(Beginning of DATA FOR ANALYSIS)

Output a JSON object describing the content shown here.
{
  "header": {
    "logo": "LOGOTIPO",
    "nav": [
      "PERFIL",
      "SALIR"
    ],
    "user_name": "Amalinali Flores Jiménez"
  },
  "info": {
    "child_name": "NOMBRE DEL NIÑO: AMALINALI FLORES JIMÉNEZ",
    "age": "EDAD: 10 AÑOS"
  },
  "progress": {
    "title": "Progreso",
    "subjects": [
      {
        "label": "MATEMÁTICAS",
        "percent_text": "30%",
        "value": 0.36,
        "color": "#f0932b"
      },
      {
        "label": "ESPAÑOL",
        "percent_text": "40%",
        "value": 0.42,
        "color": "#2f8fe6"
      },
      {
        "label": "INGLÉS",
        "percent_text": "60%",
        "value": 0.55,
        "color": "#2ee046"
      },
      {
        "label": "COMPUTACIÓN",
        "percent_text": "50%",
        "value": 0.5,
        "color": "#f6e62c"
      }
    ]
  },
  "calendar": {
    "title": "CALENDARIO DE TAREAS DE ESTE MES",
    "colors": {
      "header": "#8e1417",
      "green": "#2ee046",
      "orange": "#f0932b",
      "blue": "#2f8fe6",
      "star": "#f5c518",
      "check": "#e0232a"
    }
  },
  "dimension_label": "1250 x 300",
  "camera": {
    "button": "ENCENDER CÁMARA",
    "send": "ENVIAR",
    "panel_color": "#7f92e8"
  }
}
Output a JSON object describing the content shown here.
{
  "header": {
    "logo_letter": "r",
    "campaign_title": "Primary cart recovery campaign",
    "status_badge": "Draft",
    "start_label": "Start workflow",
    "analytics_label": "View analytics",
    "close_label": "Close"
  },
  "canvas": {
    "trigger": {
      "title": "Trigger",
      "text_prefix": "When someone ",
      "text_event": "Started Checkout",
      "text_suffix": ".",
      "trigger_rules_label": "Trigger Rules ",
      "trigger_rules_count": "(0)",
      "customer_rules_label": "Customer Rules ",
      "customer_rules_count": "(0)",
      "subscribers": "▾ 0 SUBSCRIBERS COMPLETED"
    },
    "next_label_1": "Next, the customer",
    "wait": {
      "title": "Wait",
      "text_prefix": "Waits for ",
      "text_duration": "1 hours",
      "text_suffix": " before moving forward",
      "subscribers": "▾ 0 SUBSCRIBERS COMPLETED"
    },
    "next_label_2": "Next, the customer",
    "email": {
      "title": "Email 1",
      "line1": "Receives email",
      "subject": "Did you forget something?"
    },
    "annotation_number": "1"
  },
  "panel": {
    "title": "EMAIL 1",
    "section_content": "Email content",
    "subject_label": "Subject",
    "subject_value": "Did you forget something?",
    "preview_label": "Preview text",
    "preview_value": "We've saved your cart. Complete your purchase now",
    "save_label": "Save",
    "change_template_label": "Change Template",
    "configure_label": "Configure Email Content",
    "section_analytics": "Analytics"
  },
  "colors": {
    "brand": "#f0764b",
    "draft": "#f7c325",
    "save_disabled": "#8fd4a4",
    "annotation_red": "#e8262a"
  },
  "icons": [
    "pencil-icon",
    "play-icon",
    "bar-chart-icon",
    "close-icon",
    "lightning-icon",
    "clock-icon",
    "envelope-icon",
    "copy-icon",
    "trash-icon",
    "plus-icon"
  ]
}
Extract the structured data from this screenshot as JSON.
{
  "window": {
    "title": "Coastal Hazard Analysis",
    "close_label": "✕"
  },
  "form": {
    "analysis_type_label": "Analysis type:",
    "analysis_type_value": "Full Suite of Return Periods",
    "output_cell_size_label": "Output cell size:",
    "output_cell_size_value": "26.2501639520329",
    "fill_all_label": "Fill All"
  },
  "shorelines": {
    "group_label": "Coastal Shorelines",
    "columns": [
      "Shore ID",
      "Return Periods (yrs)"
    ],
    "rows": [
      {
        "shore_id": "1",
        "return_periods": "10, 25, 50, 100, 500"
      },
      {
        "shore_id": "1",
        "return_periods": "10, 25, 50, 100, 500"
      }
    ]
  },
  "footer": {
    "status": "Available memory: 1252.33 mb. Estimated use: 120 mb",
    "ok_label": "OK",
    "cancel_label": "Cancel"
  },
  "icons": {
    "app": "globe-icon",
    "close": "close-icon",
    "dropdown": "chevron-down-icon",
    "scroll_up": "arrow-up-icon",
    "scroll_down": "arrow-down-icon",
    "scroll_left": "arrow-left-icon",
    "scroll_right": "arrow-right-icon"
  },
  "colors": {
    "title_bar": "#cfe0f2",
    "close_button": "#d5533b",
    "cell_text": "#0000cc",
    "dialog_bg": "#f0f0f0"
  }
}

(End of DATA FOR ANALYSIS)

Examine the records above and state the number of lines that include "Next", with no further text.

2